*Instructions for the task:* An exact retyping of all lines below is the answer; pictures do not belong in it.

*Data:*
--- START ---

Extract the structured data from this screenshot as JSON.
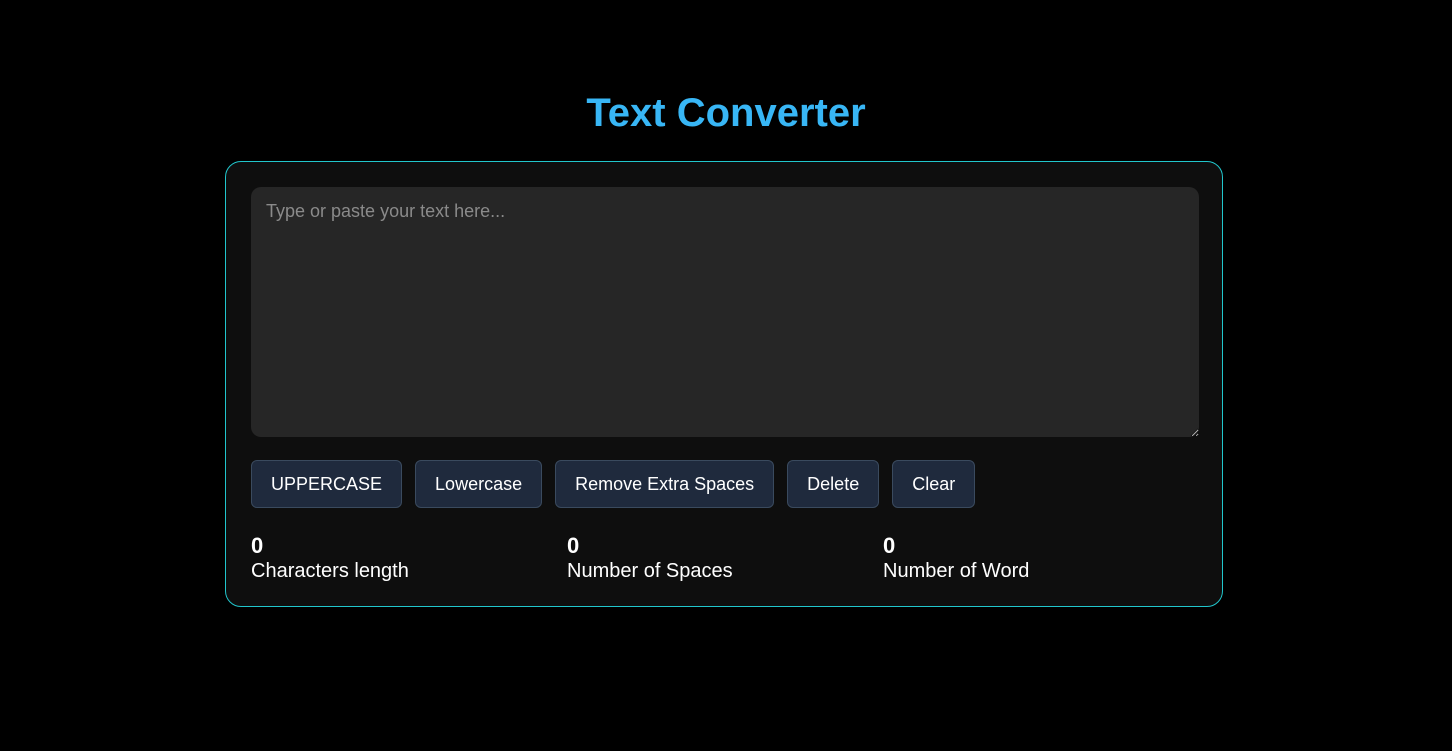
{
  "page": {
    "title": "Text Converter"
  },
  "editor": {
    "placeholder": "Type or paste your text here...",
    "value": ""
  },
  "buttons": {
    "uppercase": "UPPERCASE",
    "lowercase": "Lowercase",
    "remove_spaces": "Remove Extra Spaces",
    "delete": "Delete",
    "clear": "Clear"
  },
  "stats": [
    {
      "value": "0",
      "label": "Characters length"
    },
    {
      "value": "0",
      "label": "Number of Spaces"
    },
    {
      "value": "0",
      "label": "Number of Word"
    }
  ],
  "colors": {
    "title": "#38b6f5",
    "card_border": "#21c6cc",
    "button_bg": "#1f2a3d"
  }
}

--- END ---

*Solution:*
Extract the structured data from this screenshot as JSON.
{
  "page": {
    "title": "Text Converter"
  },
  "editor": {
    "placeholder": "Type or paste your text here...",
    "value": ""
  },
  "buttons": {
    "uppercase": "UPPERCASE",
    "lowercase": "Lowercase",
    "remove_spaces": "Remove Extra Spaces",
    "delete": "Delete",
    "clear": "Clear"
  },
  "stats": [
    {
      "value": "0",
      "label": "Characters length"
    },
    {
      "value": "0",
      "label": "Number of Spaces"
    },
    {
      "value": "0",
      "label": "Number of Word"
    }
  ],
  "colors": {
    "title": "#38b6f5",
    "card_border": "#21c6cc",
    "button_bg": "#1f2a3d"
  }
}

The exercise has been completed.